Whether Apple trusts the government or not, it may have no choice but to give access to iPhones, an expert told CNBC on Wednesday.
"I don't know that there's really any middle ground here," Chris Swecker, former assistant director of the FBI, told CNBC's "Squawk Alley." "There should be no safe havens for bad guys — for terrorists, for kidnappers, for organized crime."

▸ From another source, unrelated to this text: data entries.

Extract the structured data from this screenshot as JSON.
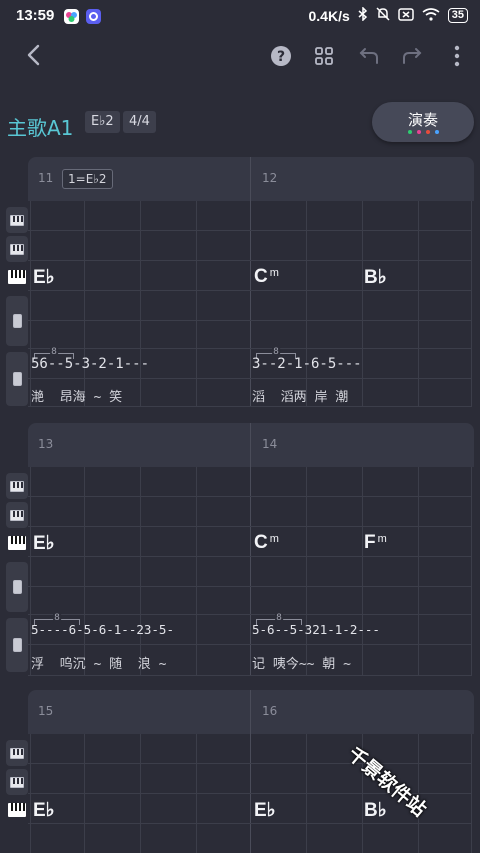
{
  "status": {
    "time": "13:59",
    "net_speed": "0.4K/s",
    "battery": "35"
  },
  "toolbar": {
    "icons": [
      "back-arrow-icon",
      "help-icon",
      "grid-icon",
      "undo-icon",
      "redo-icon",
      "more-vertical-icon"
    ]
  },
  "section": {
    "title": "主歌A1",
    "key": "E♭2",
    "time_sig": "4/4",
    "play_label": "演奏",
    "play_dot_colors": [
      "#2ecc71",
      "#e84393",
      "#e74c3c",
      "#4aa3ff"
    ]
  },
  "blocks": [
    {
      "bars": [
        "11",
        "12"
      ],
      "key_tag": "1=E♭2",
      "chords": [
        {
          "root": "E♭",
          "quality": ""
        },
        {
          "root": "C",
          "quality": "m"
        },
        {
          "root": "B♭",
          "quality": ""
        }
      ],
      "notes_left": "56--5-3-2-1---",
      "notes_right": "3--2-1-6-5---",
      "tuplet_left": "8",
      "tuplet_right": "8",
      "lyrics_left": "滟  昂海 ~ 笑",
      "lyrics_right": "滔  滔两 岸 潮"
    },
    {
      "bars": [
        "13",
        "14"
      ],
      "key_tag": "",
      "chords": [
        {
          "root": "E♭",
          "quality": ""
        },
        {
          "root": "C",
          "quality": "m"
        },
        {
          "root": "F",
          "quality": "m"
        }
      ],
      "notes_left": "5----6-5-6-1--23-5-",
      "notes_right": "5-6--5-321-1-2---",
      "tuplet_left": "8",
      "tuplet_right": "8",
      "lyrics_left": "浮  呜沉 ~ 随  浪 ~",
      "lyrics_right": "记 咦今~~ 朝 ~"
    },
    {
      "bars": [
        "15",
        "16"
      ],
      "key_tag": "",
      "chords": [
        {
          "root": "E♭",
          "quality": ""
        },
        {
          "root": "E♭",
          "quality": ""
        },
        {
          "root": "B♭",
          "quality": ""
        }
      ]
    }
  ],
  "watermark": "千景软件站"
}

In an FBI investigation into the terrorist attack in San Bernardino, California, the government has made attempts to break into shooter Syed Rizwan Farook's iPhone but was thwarted by the security settings. In a letter to customers, Apple CEO Tim Cook pledged to fight a federal order to unlock the phone, arguing the court ruling would force a loophole into the encryption of iPhones that could breach Apple users' privacy around the world.